[Entries from a dataset of interfaces]
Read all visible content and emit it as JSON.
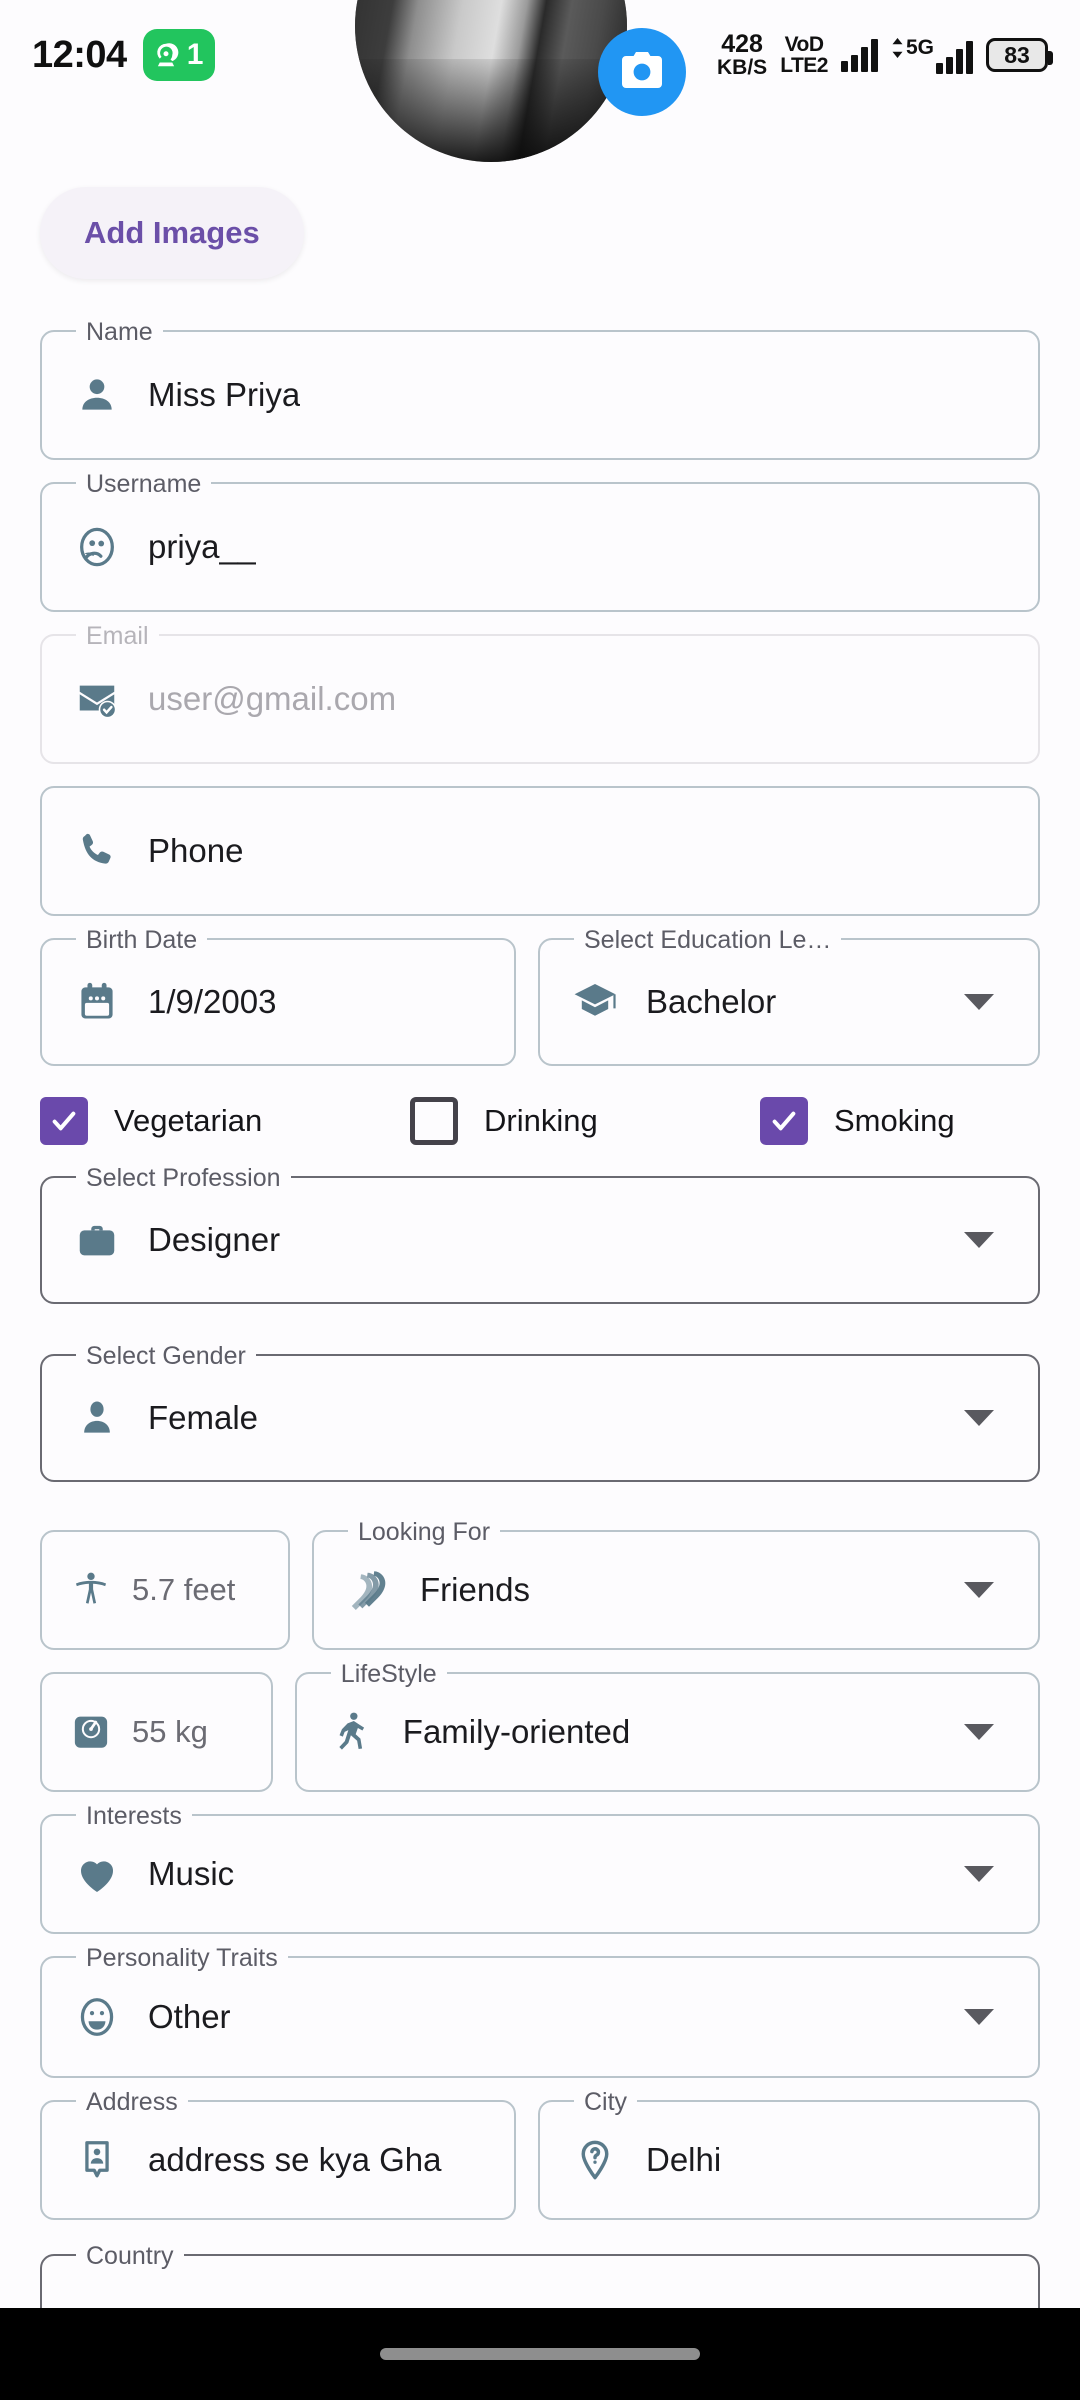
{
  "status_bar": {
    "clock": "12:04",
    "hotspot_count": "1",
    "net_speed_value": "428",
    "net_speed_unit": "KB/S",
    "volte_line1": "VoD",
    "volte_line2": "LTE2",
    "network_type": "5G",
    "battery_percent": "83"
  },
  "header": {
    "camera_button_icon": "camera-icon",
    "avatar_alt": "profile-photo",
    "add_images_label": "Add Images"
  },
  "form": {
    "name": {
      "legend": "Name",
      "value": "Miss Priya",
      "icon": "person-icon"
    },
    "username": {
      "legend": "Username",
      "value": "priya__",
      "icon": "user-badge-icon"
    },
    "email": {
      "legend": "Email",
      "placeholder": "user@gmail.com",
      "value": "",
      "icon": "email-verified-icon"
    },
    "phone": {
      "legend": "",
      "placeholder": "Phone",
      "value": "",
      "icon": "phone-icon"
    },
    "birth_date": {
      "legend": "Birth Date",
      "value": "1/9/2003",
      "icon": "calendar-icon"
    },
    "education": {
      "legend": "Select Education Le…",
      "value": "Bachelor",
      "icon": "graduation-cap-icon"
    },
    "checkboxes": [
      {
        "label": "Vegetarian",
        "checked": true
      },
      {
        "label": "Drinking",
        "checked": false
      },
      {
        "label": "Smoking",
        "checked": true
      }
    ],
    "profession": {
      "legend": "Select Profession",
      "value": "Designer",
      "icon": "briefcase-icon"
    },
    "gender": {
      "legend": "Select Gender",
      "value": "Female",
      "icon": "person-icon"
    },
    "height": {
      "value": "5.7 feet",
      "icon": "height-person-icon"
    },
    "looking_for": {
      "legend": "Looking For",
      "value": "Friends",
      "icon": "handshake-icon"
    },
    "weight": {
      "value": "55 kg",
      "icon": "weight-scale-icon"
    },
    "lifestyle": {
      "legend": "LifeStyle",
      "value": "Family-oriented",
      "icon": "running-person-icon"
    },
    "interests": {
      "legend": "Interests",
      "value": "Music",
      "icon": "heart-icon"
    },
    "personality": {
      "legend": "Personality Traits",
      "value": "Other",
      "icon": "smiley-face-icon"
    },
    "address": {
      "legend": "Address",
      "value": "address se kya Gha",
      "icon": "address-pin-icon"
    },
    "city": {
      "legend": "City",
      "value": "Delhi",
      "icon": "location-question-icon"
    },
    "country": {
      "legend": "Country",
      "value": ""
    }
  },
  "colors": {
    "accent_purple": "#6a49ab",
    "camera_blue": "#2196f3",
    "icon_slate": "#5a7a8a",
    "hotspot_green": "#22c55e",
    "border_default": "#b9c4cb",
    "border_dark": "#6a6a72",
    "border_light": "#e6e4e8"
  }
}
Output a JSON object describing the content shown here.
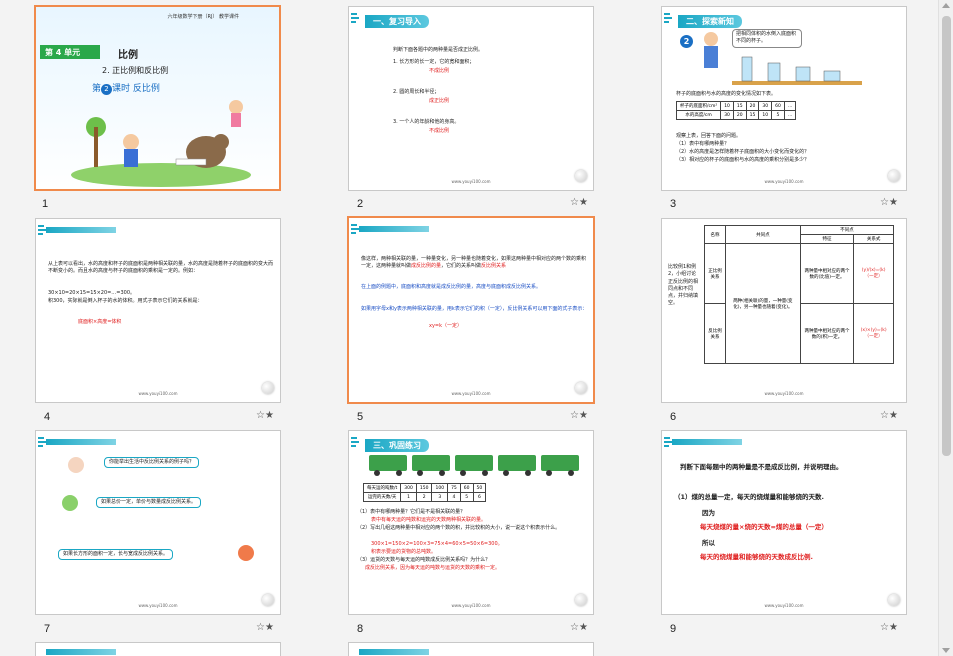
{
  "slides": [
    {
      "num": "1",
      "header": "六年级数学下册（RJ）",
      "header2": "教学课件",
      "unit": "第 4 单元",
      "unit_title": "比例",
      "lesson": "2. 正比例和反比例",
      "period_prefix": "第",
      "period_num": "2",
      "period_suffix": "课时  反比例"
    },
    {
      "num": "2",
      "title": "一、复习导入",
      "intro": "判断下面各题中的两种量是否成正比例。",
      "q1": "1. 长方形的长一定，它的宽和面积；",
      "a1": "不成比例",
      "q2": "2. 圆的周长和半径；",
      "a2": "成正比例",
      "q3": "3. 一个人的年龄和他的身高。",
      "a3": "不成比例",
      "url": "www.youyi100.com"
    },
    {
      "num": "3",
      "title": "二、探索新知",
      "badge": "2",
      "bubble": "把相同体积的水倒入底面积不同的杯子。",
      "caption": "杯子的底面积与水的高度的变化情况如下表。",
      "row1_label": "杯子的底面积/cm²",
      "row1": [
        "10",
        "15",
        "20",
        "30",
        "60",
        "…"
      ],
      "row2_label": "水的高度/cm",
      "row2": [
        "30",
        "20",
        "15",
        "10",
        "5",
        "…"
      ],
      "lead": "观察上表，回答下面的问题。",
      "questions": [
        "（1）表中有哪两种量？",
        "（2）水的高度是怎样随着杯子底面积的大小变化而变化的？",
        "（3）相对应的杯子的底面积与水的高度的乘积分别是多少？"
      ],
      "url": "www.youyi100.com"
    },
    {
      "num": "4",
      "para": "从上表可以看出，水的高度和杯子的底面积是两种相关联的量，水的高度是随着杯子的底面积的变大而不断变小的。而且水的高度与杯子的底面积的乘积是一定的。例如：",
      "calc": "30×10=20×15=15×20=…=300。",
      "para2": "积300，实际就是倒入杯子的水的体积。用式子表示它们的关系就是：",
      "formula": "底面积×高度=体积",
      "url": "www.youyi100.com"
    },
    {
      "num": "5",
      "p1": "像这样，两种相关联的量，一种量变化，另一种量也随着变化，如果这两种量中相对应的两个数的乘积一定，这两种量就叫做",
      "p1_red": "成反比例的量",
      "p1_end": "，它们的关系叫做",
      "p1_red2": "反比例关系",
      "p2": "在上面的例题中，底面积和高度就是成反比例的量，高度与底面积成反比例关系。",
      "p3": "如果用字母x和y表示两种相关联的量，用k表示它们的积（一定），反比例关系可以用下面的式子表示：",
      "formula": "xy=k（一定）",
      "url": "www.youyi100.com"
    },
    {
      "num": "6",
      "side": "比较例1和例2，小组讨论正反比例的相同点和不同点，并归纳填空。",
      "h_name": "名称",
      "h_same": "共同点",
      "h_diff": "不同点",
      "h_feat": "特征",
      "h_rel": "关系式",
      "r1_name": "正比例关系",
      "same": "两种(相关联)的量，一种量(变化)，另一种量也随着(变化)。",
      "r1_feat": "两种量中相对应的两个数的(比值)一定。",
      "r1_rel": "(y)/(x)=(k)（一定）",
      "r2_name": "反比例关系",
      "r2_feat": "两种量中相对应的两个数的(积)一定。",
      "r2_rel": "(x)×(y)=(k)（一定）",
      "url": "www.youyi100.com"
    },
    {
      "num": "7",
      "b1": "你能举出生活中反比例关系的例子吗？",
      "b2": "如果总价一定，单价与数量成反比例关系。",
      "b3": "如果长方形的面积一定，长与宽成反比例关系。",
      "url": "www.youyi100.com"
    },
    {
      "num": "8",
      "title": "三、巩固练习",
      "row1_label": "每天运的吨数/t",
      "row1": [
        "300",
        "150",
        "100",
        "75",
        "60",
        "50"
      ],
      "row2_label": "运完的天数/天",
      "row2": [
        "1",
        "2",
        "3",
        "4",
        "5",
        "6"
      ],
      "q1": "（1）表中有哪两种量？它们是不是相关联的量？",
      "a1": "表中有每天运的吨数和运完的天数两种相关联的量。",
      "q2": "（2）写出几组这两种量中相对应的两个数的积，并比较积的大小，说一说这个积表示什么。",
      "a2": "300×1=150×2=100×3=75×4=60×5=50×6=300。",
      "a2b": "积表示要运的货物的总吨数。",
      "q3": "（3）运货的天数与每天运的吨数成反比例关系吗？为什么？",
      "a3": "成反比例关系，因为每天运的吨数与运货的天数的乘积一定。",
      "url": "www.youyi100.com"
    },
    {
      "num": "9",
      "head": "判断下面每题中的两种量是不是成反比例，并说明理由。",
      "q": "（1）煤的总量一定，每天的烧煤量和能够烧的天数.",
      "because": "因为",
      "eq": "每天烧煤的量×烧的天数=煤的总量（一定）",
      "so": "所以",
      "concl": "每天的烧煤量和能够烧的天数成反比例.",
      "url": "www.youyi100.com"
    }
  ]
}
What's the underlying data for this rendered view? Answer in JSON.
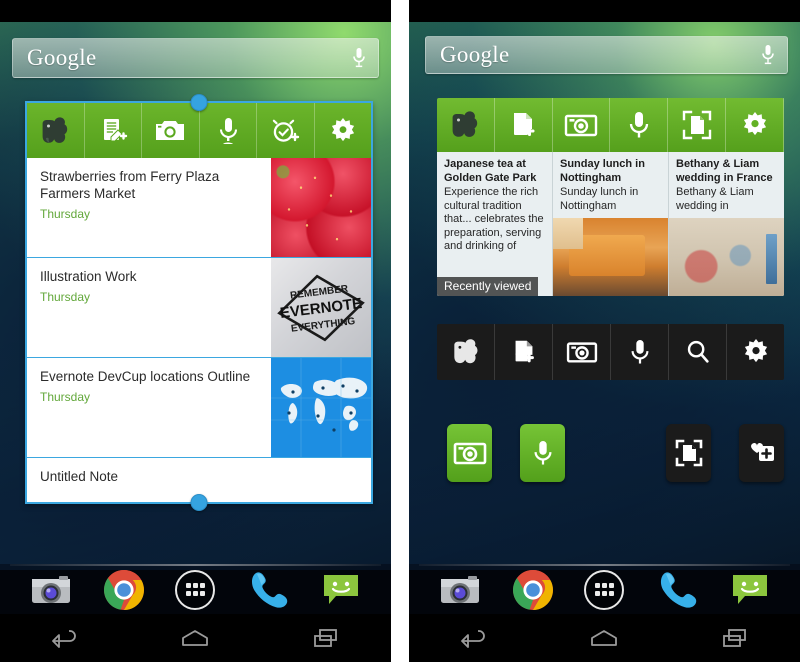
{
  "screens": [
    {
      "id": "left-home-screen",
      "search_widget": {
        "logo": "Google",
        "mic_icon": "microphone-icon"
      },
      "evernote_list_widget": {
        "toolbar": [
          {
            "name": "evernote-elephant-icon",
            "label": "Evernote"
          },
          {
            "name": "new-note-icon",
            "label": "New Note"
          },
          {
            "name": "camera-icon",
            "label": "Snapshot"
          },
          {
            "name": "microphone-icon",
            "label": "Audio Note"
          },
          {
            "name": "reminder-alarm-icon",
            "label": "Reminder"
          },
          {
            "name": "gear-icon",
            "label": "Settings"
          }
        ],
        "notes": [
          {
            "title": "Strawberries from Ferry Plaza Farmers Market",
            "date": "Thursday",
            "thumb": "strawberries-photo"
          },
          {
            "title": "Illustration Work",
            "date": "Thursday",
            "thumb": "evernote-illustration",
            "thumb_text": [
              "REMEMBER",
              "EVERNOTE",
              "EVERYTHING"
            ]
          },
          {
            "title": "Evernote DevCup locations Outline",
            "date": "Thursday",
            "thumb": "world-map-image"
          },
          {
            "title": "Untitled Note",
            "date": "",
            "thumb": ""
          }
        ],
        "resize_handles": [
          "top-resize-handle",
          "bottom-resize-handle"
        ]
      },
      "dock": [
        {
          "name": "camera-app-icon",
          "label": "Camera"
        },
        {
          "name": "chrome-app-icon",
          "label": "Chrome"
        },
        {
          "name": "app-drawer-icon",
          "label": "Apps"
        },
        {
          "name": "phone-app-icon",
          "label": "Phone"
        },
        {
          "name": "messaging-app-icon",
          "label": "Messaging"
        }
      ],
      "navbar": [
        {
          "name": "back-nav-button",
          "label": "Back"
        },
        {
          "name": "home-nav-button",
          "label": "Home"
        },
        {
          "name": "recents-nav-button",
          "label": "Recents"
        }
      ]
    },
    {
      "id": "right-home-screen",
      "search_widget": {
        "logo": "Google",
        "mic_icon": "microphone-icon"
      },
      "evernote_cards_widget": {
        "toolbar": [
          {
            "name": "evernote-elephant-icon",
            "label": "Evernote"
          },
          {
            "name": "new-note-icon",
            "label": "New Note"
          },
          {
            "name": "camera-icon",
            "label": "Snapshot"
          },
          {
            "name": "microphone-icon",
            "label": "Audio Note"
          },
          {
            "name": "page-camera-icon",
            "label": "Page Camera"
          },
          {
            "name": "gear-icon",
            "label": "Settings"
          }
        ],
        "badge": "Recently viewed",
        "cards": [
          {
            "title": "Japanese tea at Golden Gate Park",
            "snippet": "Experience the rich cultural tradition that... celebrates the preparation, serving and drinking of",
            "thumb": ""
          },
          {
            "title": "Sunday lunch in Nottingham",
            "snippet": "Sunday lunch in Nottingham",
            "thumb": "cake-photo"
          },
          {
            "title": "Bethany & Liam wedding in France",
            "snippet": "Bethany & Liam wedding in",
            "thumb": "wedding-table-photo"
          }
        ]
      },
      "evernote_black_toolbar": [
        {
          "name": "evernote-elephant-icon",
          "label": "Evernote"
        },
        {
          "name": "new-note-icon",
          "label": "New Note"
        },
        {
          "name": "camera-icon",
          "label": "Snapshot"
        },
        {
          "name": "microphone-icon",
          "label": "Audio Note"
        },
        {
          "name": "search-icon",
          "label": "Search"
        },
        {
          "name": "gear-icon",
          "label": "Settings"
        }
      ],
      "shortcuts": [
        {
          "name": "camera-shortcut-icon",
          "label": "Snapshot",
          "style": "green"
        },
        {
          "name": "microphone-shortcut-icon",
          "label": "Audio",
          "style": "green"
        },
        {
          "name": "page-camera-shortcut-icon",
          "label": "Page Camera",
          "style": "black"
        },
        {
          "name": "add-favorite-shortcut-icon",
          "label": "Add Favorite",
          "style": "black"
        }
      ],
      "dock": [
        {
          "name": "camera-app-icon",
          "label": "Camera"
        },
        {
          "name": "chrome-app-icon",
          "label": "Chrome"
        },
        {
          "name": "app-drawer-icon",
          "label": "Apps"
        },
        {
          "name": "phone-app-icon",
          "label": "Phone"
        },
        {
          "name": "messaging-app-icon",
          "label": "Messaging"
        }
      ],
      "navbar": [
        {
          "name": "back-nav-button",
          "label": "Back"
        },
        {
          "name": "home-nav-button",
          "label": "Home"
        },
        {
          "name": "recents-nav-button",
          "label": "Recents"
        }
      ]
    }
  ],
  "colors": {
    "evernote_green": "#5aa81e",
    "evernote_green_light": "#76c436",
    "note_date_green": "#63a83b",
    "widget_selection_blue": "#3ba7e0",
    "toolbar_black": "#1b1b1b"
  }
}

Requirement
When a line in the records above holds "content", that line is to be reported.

Task result
Read all visible content and emit it as JSON.
Output a JSON object describing the content shown here.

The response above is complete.